Like a boxer, exhaling with every punch, Kutch remembers to breath in deeply and out through his nose, if he feels winded or his heart rate is high, he said.

“That lowers your blood pressure,” he said.

Kutch, who works out of Ladder 105 at 494 Dean St., began to practice yoga when his wife, Felecia, introduced him to “restorative yoga,” that both is healing and soothing.

Restorative yoga is helpful for both retired and active firefighters, said Felecia, 32, who teaches the modified vinyasa yoga to retired FDNY members and their wives at Friends of Firefighters, a Red Hook nonprofit organization. It increases circulation in the older generation and releasing tension in physically active firemen.

“I just try to keep it low-intensity and not intimidating” by engaging the breathing and altering the poses, she said.

But Kutch, a Brooklyn firefighter, wasn’t always a believer in breathing exercises and restorative poses. Before the Carroll Gardens couple got married five years ago, Kutch’s regimen consisted primarily of gym workouts.

“I didn’t know anything about it,” he said, adding that exercise to him was to “play sports and throw weights.”

Most people think it’s only stretching and assume that yoga poses require a lot of flexibility, he said.

“That’s just everyone’s first reaction.”

But Kutch has found that practicing yoga is “absolutely conducive” to building stamina and loosening tight muscles that weight lifting only aggravates.

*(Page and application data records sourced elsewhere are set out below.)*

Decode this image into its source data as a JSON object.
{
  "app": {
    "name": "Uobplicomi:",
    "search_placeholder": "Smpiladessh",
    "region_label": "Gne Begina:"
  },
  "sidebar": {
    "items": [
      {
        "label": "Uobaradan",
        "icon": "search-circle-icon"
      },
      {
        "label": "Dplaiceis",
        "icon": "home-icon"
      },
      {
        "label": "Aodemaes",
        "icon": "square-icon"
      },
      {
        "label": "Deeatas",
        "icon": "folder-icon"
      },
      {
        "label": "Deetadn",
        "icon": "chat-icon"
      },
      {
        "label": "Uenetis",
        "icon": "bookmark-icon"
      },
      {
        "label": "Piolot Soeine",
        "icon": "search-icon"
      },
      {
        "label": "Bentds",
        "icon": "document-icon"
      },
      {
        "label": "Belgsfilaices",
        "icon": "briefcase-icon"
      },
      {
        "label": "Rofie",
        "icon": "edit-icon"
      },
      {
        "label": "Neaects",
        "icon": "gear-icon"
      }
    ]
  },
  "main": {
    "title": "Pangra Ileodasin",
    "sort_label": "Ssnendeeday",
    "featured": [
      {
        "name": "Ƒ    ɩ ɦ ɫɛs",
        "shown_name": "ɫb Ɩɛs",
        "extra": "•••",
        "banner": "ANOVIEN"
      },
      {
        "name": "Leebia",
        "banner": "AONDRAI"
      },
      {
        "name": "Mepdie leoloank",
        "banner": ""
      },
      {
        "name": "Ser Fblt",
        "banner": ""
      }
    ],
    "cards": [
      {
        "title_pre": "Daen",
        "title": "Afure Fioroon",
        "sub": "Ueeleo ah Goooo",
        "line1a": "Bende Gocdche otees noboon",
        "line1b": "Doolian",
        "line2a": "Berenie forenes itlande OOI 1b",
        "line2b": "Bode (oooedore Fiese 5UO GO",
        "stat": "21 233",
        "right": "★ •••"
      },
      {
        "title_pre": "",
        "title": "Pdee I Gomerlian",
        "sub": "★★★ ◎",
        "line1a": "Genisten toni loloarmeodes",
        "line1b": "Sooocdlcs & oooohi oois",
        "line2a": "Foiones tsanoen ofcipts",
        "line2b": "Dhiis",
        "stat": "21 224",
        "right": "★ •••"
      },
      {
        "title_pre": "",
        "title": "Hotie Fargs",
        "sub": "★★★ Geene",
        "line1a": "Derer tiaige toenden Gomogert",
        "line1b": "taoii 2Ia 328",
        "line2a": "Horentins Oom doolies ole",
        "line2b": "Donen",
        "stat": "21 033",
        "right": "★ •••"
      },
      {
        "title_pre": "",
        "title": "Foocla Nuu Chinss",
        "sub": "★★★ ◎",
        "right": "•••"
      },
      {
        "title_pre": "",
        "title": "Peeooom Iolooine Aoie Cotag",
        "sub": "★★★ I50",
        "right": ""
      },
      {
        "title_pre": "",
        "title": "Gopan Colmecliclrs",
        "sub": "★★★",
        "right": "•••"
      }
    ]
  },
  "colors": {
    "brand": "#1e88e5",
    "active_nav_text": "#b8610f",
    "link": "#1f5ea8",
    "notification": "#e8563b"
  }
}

“You’re stretching and exerting muscles at the same time,” said Kutch.  “You can go in your own direction with it.”